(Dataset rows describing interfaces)
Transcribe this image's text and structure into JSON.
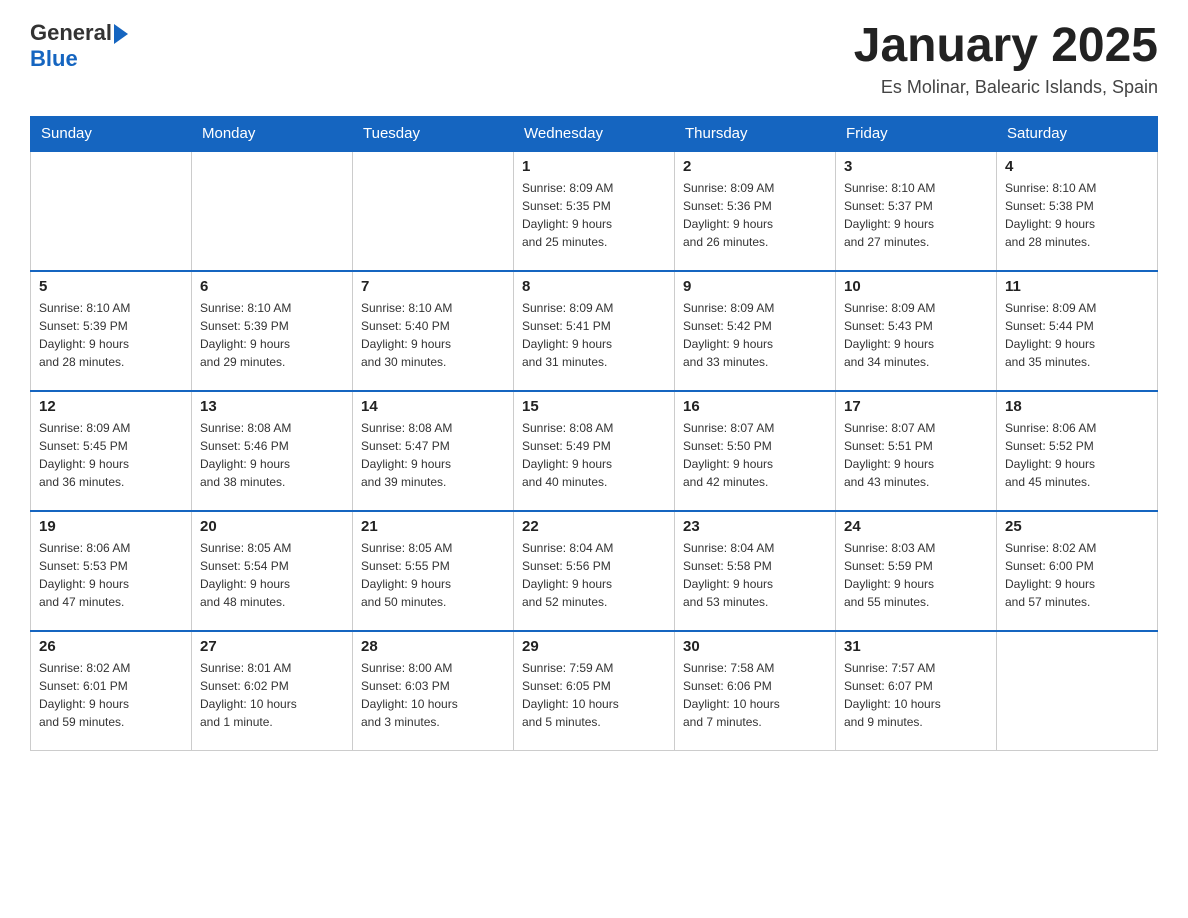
{
  "header": {
    "logo_text_general": "General",
    "logo_text_blue": "Blue",
    "title": "January 2025",
    "subtitle": "Es Molinar, Balearic Islands, Spain"
  },
  "calendar": {
    "days_of_week": [
      "Sunday",
      "Monday",
      "Tuesday",
      "Wednesday",
      "Thursday",
      "Friday",
      "Saturday"
    ],
    "weeks": [
      [
        {
          "day": "",
          "info": ""
        },
        {
          "day": "",
          "info": ""
        },
        {
          "day": "",
          "info": ""
        },
        {
          "day": "1",
          "info": "Sunrise: 8:09 AM\nSunset: 5:35 PM\nDaylight: 9 hours\nand 25 minutes."
        },
        {
          "day": "2",
          "info": "Sunrise: 8:09 AM\nSunset: 5:36 PM\nDaylight: 9 hours\nand 26 minutes."
        },
        {
          "day": "3",
          "info": "Sunrise: 8:10 AM\nSunset: 5:37 PM\nDaylight: 9 hours\nand 27 minutes."
        },
        {
          "day": "4",
          "info": "Sunrise: 8:10 AM\nSunset: 5:38 PM\nDaylight: 9 hours\nand 28 minutes."
        }
      ],
      [
        {
          "day": "5",
          "info": "Sunrise: 8:10 AM\nSunset: 5:39 PM\nDaylight: 9 hours\nand 28 minutes."
        },
        {
          "day": "6",
          "info": "Sunrise: 8:10 AM\nSunset: 5:39 PM\nDaylight: 9 hours\nand 29 minutes."
        },
        {
          "day": "7",
          "info": "Sunrise: 8:10 AM\nSunset: 5:40 PM\nDaylight: 9 hours\nand 30 minutes."
        },
        {
          "day": "8",
          "info": "Sunrise: 8:09 AM\nSunset: 5:41 PM\nDaylight: 9 hours\nand 31 minutes."
        },
        {
          "day": "9",
          "info": "Sunrise: 8:09 AM\nSunset: 5:42 PM\nDaylight: 9 hours\nand 33 minutes."
        },
        {
          "day": "10",
          "info": "Sunrise: 8:09 AM\nSunset: 5:43 PM\nDaylight: 9 hours\nand 34 minutes."
        },
        {
          "day": "11",
          "info": "Sunrise: 8:09 AM\nSunset: 5:44 PM\nDaylight: 9 hours\nand 35 minutes."
        }
      ],
      [
        {
          "day": "12",
          "info": "Sunrise: 8:09 AM\nSunset: 5:45 PM\nDaylight: 9 hours\nand 36 minutes."
        },
        {
          "day": "13",
          "info": "Sunrise: 8:08 AM\nSunset: 5:46 PM\nDaylight: 9 hours\nand 38 minutes."
        },
        {
          "day": "14",
          "info": "Sunrise: 8:08 AM\nSunset: 5:47 PM\nDaylight: 9 hours\nand 39 minutes."
        },
        {
          "day": "15",
          "info": "Sunrise: 8:08 AM\nSunset: 5:49 PM\nDaylight: 9 hours\nand 40 minutes."
        },
        {
          "day": "16",
          "info": "Sunrise: 8:07 AM\nSunset: 5:50 PM\nDaylight: 9 hours\nand 42 minutes."
        },
        {
          "day": "17",
          "info": "Sunrise: 8:07 AM\nSunset: 5:51 PM\nDaylight: 9 hours\nand 43 minutes."
        },
        {
          "day": "18",
          "info": "Sunrise: 8:06 AM\nSunset: 5:52 PM\nDaylight: 9 hours\nand 45 minutes."
        }
      ],
      [
        {
          "day": "19",
          "info": "Sunrise: 8:06 AM\nSunset: 5:53 PM\nDaylight: 9 hours\nand 47 minutes."
        },
        {
          "day": "20",
          "info": "Sunrise: 8:05 AM\nSunset: 5:54 PM\nDaylight: 9 hours\nand 48 minutes."
        },
        {
          "day": "21",
          "info": "Sunrise: 8:05 AM\nSunset: 5:55 PM\nDaylight: 9 hours\nand 50 minutes."
        },
        {
          "day": "22",
          "info": "Sunrise: 8:04 AM\nSunset: 5:56 PM\nDaylight: 9 hours\nand 52 minutes."
        },
        {
          "day": "23",
          "info": "Sunrise: 8:04 AM\nSunset: 5:58 PM\nDaylight: 9 hours\nand 53 minutes."
        },
        {
          "day": "24",
          "info": "Sunrise: 8:03 AM\nSunset: 5:59 PM\nDaylight: 9 hours\nand 55 minutes."
        },
        {
          "day": "25",
          "info": "Sunrise: 8:02 AM\nSunset: 6:00 PM\nDaylight: 9 hours\nand 57 minutes."
        }
      ],
      [
        {
          "day": "26",
          "info": "Sunrise: 8:02 AM\nSunset: 6:01 PM\nDaylight: 9 hours\nand 59 minutes."
        },
        {
          "day": "27",
          "info": "Sunrise: 8:01 AM\nSunset: 6:02 PM\nDaylight: 10 hours\nand 1 minute."
        },
        {
          "day": "28",
          "info": "Sunrise: 8:00 AM\nSunset: 6:03 PM\nDaylight: 10 hours\nand 3 minutes."
        },
        {
          "day": "29",
          "info": "Sunrise: 7:59 AM\nSunset: 6:05 PM\nDaylight: 10 hours\nand 5 minutes."
        },
        {
          "day": "30",
          "info": "Sunrise: 7:58 AM\nSunset: 6:06 PM\nDaylight: 10 hours\nand 7 minutes."
        },
        {
          "day": "31",
          "info": "Sunrise: 7:57 AM\nSunset: 6:07 PM\nDaylight: 10 hours\nand 9 minutes."
        },
        {
          "day": "",
          "info": ""
        }
      ]
    ]
  }
}
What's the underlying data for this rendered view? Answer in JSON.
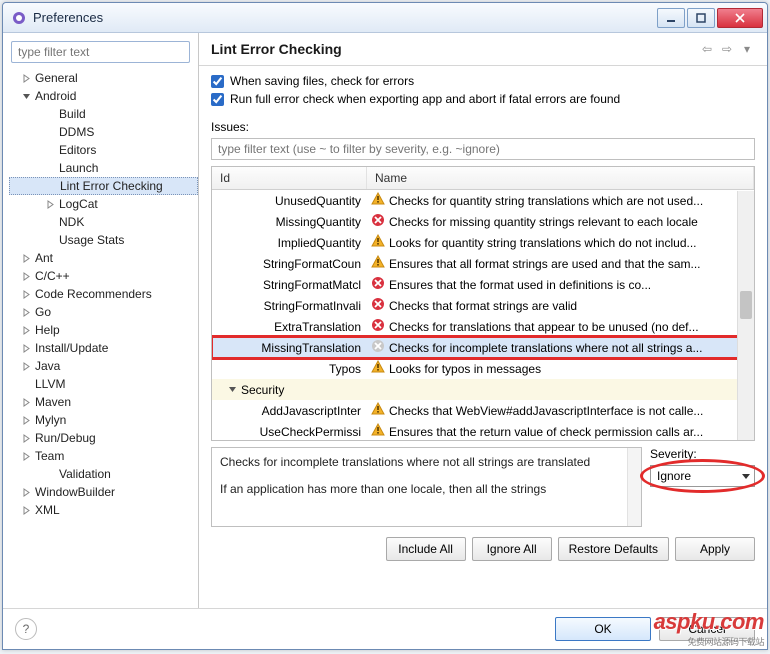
{
  "window": {
    "title": "Preferences"
  },
  "sidebar": {
    "filter_placeholder": "type filter text",
    "items": [
      {
        "label": "General",
        "depth": 1,
        "expand": "closed"
      },
      {
        "label": "Android",
        "depth": 1,
        "expand": "open"
      },
      {
        "label": "Build",
        "depth": 2
      },
      {
        "label": "DDMS",
        "depth": 2
      },
      {
        "label": "Editors",
        "depth": 2
      },
      {
        "label": "Launch",
        "depth": 2
      },
      {
        "label": "Lint Error Checking",
        "depth": 2,
        "selected": true
      },
      {
        "label": "LogCat",
        "depth": 2,
        "expand": "closed"
      },
      {
        "label": "NDK",
        "depth": 2
      },
      {
        "label": "Usage Stats",
        "depth": 2
      },
      {
        "label": "Ant",
        "depth": 1,
        "expand": "closed"
      },
      {
        "label": "C/C++",
        "depth": 1,
        "expand": "closed"
      },
      {
        "label": "Code Recommenders",
        "depth": 1,
        "expand": "closed"
      },
      {
        "label": "Go",
        "depth": 1,
        "expand": "closed"
      },
      {
        "label": "Help",
        "depth": 1,
        "expand": "closed"
      },
      {
        "label": "Install/Update",
        "depth": 1,
        "expand": "closed"
      },
      {
        "label": "Java",
        "depth": 1,
        "expand": "closed"
      },
      {
        "label": "LLVM",
        "depth": 1
      },
      {
        "label": "Maven",
        "depth": 1,
        "expand": "closed"
      },
      {
        "label": "Mylyn",
        "depth": 1,
        "expand": "closed"
      },
      {
        "label": "Run/Debug",
        "depth": 1,
        "expand": "closed"
      },
      {
        "label": "Team",
        "depth": 1,
        "expand": "closed"
      },
      {
        "label": "Validation",
        "depth": 2
      },
      {
        "label": "WindowBuilder",
        "depth": 1,
        "expand": "closed"
      },
      {
        "label": "XML",
        "depth": 1,
        "expand": "closed"
      }
    ]
  },
  "main": {
    "title": "Lint Error Checking",
    "check1": "When saving files, check for errors",
    "check2": "Run full error check when exporting app and abort if fatal errors are found",
    "issues_label": "Issues:",
    "issues_filter_placeholder": "type filter text (use ~ to filter by severity, e.g. ~ignore)",
    "columns": {
      "id": "Id",
      "name": "Name"
    },
    "rows": [
      {
        "id": "UnusedQuantity",
        "icon": "warn",
        "name": "Checks for quantity string translations which are not used..."
      },
      {
        "id": "MissingQuantity",
        "icon": "err",
        "name": "Checks for missing quantity strings relevant to each locale"
      },
      {
        "id": "ImpliedQuantity",
        "icon": "warn",
        "name": "Looks for quantity string translations which do not includ..."
      },
      {
        "id": "StringFormatCoun",
        "icon": "warn",
        "name": "Ensures that all format strings are used and that the sam..."
      },
      {
        "id": "StringFormatMatcl",
        "icon": "err",
        "name": "Ensures that the format used in <string> definitions is co..."
      },
      {
        "id": "StringFormatInvali",
        "icon": "err",
        "name": "Checks that format strings are valid"
      },
      {
        "id": "ExtraTranslation",
        "icon": "err",
        "name": "Checks for translations that appear to be unused (no def..."
      },
      {
        "id": "MissingTranslation",
        "icon": "dis",
        "name": "Checks for incomplete translations where not all strings a...",
        "highlight": true,
        "selected": true
      },
      {
        "id": "Typos",
        "icon": "warn",
        "name": "Looks for typos in messages"
      },
      {
        "cat": "Security"
      },
      {
        "id": "AddJavascriptInter",
        "icon": "warn",
        "name": "Checks that WebView#addJavascriptInterface is not calle..."
      },
      {
        "id": "UseCheckPermissi",
        "icon": "warn",
        "name": "Ensures that the return value of check permission calls ar..."
      }
    ],
    "description": {
      "line1": "Checks for incomplete translations where not all strings are translated",
      "line2": "If an application has more than one locale, then all the strings"
    },
    "severity_label": "Severity:",
    "severity_value": "Ignore",
    "buttons": {
      "include_all": "Include All",
      "ignore_all": "Ignore All",
      "restore": "Restore Defaults",
      "apply": "Apply",
      "ok": "OK",
      "cancel": "Cancel"
    }
  }
}
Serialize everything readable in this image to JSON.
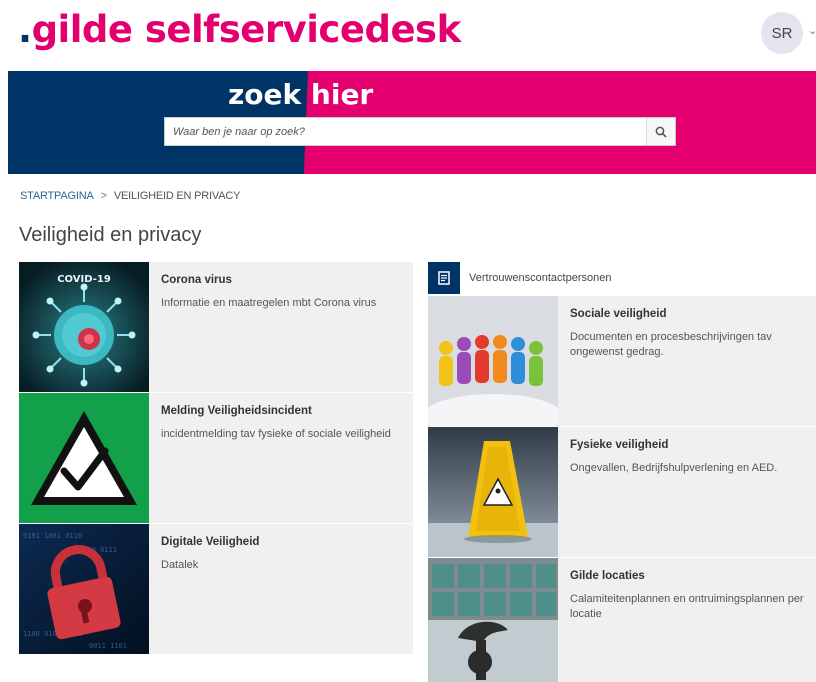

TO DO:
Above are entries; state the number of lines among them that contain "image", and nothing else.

RESULT FOR THIS TASK:
2